Effectiveness = number of tasks completed successfully (divided by) the total number of tasks undertaken (multiplied by) 100

Success Rate : 79.1%

Other Key Findings:

Other key findings from testing
Other key findings from testing

Design Iteration and testing – 2

Feedback from round 1 was implemented into the design and this iteration was tested again. In round 2 users were again encouraged to speak aloud and asked to complete a set of tasks. This round saw an improvement in relation to task completion and ease of use. No user failed to complete a task in this round of testing.

Design Iteration and testing - round two
Design Iteration and testing – round two

Tasks:

1. Attempt to book a car

2. Enter booking details

3. Choose available vehicle

4. Confirm booking

5. Begin journey

6. End journey

Success Rate : 91.6%


Updated User Flow

Go-CarUser Flow
Go-CarUser Flow

 


Conclusion

There were many UX problems I uncovered through this design process. However, due to time constraints I could only focus on one avenue of user issues. I focused primarily on the booking process of the app, but given more time one could expand this project to a more comprehensive redesign of the whole app.

This project was an enjoyable process of eliminating complexity. All previous products I have produced have been made from scratch, so it was a positive experience to be able to redesign an existing app. The redesign process is slightly different from creating a new product. User testing and conversation with users played a pivotal role in understanding and defining the problem.
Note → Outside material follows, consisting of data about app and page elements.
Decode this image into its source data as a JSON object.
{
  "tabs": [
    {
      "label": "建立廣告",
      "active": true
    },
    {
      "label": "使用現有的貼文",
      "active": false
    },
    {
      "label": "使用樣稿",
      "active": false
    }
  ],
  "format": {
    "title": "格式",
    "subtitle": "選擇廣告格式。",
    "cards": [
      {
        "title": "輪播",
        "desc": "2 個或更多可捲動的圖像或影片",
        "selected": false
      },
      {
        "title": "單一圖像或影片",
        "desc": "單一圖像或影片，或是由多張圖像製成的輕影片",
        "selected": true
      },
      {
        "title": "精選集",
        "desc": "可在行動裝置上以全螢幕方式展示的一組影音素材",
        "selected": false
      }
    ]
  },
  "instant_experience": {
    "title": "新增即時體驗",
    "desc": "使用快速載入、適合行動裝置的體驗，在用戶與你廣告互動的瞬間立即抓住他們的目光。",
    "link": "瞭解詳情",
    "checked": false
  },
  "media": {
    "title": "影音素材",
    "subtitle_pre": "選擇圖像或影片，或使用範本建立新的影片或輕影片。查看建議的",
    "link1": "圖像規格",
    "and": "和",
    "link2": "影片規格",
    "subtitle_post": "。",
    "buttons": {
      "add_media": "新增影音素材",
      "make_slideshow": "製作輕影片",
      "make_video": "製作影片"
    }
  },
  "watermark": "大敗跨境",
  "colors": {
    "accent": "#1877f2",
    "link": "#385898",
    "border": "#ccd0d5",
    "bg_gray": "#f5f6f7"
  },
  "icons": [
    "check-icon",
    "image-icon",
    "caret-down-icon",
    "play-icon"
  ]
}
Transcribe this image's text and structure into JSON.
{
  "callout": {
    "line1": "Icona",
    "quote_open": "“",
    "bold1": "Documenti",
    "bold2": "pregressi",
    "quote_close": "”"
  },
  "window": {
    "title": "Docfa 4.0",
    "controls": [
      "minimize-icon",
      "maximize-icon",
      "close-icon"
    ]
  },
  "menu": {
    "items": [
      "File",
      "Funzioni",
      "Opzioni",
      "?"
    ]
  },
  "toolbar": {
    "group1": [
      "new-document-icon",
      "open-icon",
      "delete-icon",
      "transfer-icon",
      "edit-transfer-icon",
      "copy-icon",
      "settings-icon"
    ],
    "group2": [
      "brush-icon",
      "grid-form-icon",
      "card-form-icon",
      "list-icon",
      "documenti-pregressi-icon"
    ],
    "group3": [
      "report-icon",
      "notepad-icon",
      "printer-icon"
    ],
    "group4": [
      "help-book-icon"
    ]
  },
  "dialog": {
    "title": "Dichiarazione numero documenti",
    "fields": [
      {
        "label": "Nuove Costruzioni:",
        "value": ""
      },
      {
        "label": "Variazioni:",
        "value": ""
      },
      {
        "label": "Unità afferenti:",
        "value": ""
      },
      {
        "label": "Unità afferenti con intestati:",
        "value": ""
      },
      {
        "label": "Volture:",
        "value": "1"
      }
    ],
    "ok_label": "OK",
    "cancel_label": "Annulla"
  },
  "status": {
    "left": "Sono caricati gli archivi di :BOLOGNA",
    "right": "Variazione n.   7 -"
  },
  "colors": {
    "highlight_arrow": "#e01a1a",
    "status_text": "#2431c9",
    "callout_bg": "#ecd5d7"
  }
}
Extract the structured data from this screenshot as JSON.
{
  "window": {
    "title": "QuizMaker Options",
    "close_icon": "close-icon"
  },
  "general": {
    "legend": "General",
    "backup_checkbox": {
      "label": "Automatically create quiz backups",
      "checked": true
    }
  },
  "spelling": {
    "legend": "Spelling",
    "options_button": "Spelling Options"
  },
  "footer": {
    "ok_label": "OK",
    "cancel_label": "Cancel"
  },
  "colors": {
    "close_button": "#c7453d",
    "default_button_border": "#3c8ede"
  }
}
The project ultimately became about consolidating and refining existing UI systems in order to enhance a positive user experience with the app.